The result should be a faithful copy of every entry below, with the pictures left out.

___ Dataset entries ___

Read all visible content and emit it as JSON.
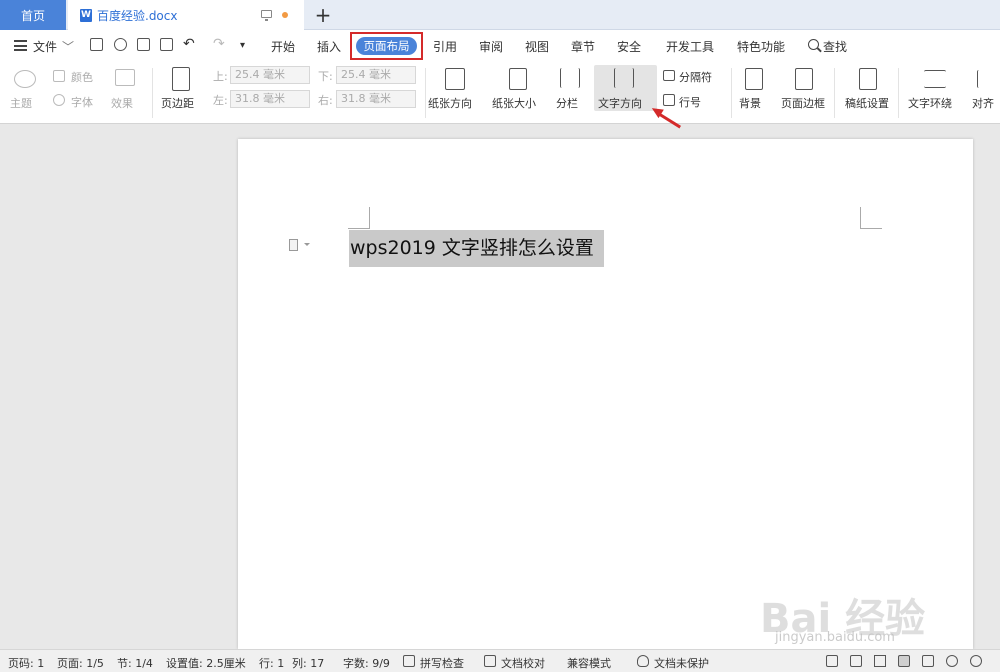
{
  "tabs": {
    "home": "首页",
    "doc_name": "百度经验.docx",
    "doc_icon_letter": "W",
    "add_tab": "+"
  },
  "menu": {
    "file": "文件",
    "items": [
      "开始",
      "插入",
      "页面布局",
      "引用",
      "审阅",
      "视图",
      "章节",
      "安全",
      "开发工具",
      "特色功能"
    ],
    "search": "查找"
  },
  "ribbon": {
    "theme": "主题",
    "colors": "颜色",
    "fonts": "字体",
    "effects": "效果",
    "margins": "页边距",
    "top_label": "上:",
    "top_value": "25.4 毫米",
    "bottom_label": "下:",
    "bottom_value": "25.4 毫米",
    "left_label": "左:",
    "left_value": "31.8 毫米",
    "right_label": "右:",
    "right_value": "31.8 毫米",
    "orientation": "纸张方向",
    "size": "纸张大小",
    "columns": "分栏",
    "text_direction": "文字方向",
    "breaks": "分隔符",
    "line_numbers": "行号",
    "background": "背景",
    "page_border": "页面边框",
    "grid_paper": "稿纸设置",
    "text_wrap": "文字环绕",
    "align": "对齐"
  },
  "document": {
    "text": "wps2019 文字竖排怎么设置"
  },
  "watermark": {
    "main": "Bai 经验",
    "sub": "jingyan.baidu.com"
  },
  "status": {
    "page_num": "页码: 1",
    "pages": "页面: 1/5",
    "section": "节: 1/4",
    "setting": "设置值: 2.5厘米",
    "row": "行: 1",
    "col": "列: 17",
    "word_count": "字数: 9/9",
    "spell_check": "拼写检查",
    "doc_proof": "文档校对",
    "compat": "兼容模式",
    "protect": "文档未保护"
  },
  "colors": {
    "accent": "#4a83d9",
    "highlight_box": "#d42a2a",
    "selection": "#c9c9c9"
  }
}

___

• Finished task:
Read all visible content and emit it as JSON.
{
  "tabs": {
    "home": "首页",
    "doc_name": "百度经验.docx",
    "doc_icon_letter": "W",
    "add_tab": "+"
  },
  "menu": {
    "file": "文件",
    "items": [
      "开始",
      "插入",
      "页面布局",
      "引用",
      "审阅",
      "视图",
      "章节",
      "安全",
      "开发工具",
      "特色功能"
    ],
    "search": "查找"
  },
  "ribbon": {
    "theme": "主题",
    "colors": "颜色",
    "fonts": "字体",
    "effects": "效果",
    "margins": "页边距",
    "top_label": "上:",
    "top_value": "25.4 毫米",
    "bottom_label": "下:",
    "bottom_value": "25.4 毫米",
    "left_label": "左:",
    "left_value": "31.8 毫米",
    "right_label": "右:",
    "right_value": "31.8 毫米",
    "orientation": "纸张方向",
    "size": "纸张大小",
    "columns": "分栏",
    "text_direction": "文字方向",
    "breaks": "分隔符",
    "line_numbers": "行号",
    "background": "背景",
    "page_border": "页面边框",
    "grid_paper": "稿纸设置",
    "text_wrap": "文字环绕",
    "align": "对齐"
  },
  "document": {
    "text": "wps2019 文字竖排怎么设置"
  },
  "watermark": {
    "main": "Bai 经验",
    "sub": "jingyan.baidu.com"
  },
  "status": {
    "page_num": "页码: 1",
    "pages": "页面: 1/5",
    "section": "节: 1/4",
    "setting": "设置值: 2.5厘米",
    "row": "行: 1",
    "col": "列: 17",
    "word_count": "字数: 9/9",
    "spell_check": "拼写检查",
    "doc_proof": "文档校对",
    "compat": "兼容模式",
    "protect": "文档未保护"
  },
  "colors": {
    "accent": "#4a83d9",
    "highlight_box": "#d42a2a",
    "selection": "#c9c9c9"
  }
}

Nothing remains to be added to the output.